▸ **What you should do**
Which lines below hold the word "value"? Copy all of them.

(Beginning of Given information)

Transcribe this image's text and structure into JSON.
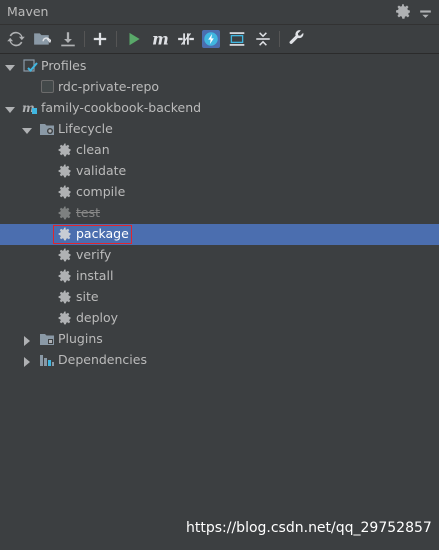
{
  "window": {
    "title": "Maven"
  },
  "tree": {
    "profiles": {
      "label": "Profiles",
      "items": [
        {
          "label": "rdc-private-repo",
          "checked": false
        }
      ]
    },
    "project": {
      "label": "family-cookbook-backend"
    },
    "lifecycle": {
      "label": "Lifecycle",
      "goals": [
        "clean",
        "validate",
        "compile",
        "test",
        "package",
        "verify",
        "install",
        "site",
        "deploy"
      ],
      "disabled_goal": "test",
      "selected_goal": "package"
    },
    "plugins": {
      "label": "Plugins"
    },
    "dependencies": {
      "label": "Dependencies"
    }
  },
  "watermark": "https://blog.csdn.net/qq_29752857",
  "colors": {
    "background": "#3c3f41",
    "selection": "#4b6eaf",
    "text": "#bbbbbb",
    "highlight_border": "#e0262d",
    "run_green": "#59a869"
  }
}
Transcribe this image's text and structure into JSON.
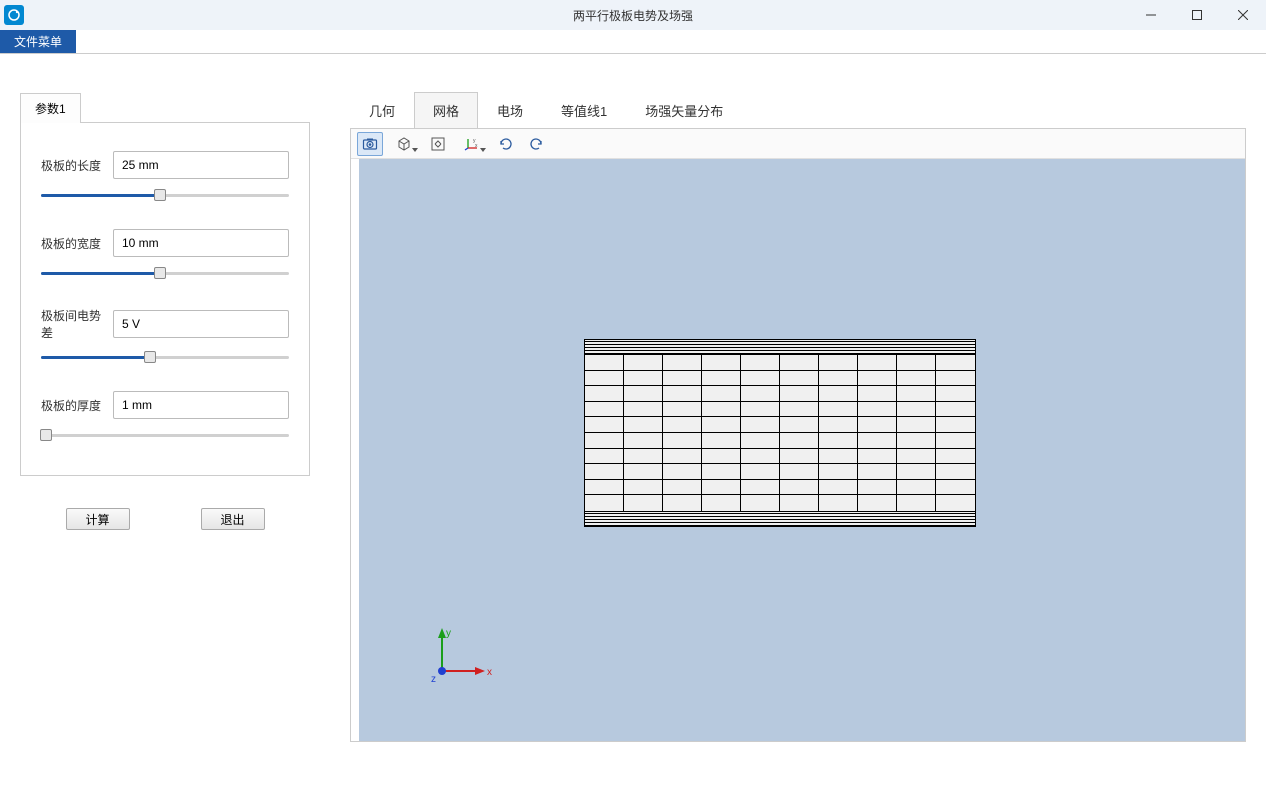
{
  "window": {
    "title": "两平行极板电势及场强"
  },
  "menu": {
    "file": "文件菜单"
  },
  "params": {
    "tab_label": "参数1",
    "fields": [
      {
        "label": "极板的长度",
        "value": "25 mm",
        "slider_percent": 48
      },
      {
        "label": "极板的宽度",
        "value": "10 mm",
        "slider_percent": 48
      },
      {
        "label": "极板间电势差",
        "value": "5 V",
        "slider_percent": 44
      },
      {
        "label": "极板的厚度",
        "value": "1 mm",
        "slider_percent": 2
      }
    ]
  },
  "buttons": {
    "compute": "计算",
    "exit": "退出"
  },
  "tabs": {
    "items": [
      "几何",
      "网格",
      "电场",
      "等值线1",
      "场强矢量分布"
    ],
    "active_index": 1
  },
  "triad": {
    "x": "x",
    "y": "y",
    "z": "z"
  }
}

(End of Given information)

▸ **Response for this exercise**
        "value": "25 mm",
        "value": "10 mm",
        "value": "5 V",
        "value": "1 mm",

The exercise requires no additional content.